>>>

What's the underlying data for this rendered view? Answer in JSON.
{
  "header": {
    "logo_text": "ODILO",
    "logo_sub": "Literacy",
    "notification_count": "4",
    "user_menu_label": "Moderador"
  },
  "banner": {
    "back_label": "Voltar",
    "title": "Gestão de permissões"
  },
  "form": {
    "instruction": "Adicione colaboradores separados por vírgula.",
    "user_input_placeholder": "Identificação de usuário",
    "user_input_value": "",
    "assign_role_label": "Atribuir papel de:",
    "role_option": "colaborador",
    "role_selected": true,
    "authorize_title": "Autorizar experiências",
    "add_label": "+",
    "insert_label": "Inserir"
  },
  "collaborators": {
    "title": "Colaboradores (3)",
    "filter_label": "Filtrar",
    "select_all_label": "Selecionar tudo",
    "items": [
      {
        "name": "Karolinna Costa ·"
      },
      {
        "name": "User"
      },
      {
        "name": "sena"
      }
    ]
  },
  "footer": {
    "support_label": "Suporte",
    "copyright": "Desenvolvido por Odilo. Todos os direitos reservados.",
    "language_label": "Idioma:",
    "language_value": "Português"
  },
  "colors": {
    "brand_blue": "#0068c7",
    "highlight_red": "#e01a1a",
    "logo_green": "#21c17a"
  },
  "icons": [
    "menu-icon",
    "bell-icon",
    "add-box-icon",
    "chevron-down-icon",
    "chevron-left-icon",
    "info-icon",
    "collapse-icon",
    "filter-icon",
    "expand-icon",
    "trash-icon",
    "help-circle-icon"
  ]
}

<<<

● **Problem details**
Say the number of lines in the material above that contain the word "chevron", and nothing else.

● **Answer to the problem**
2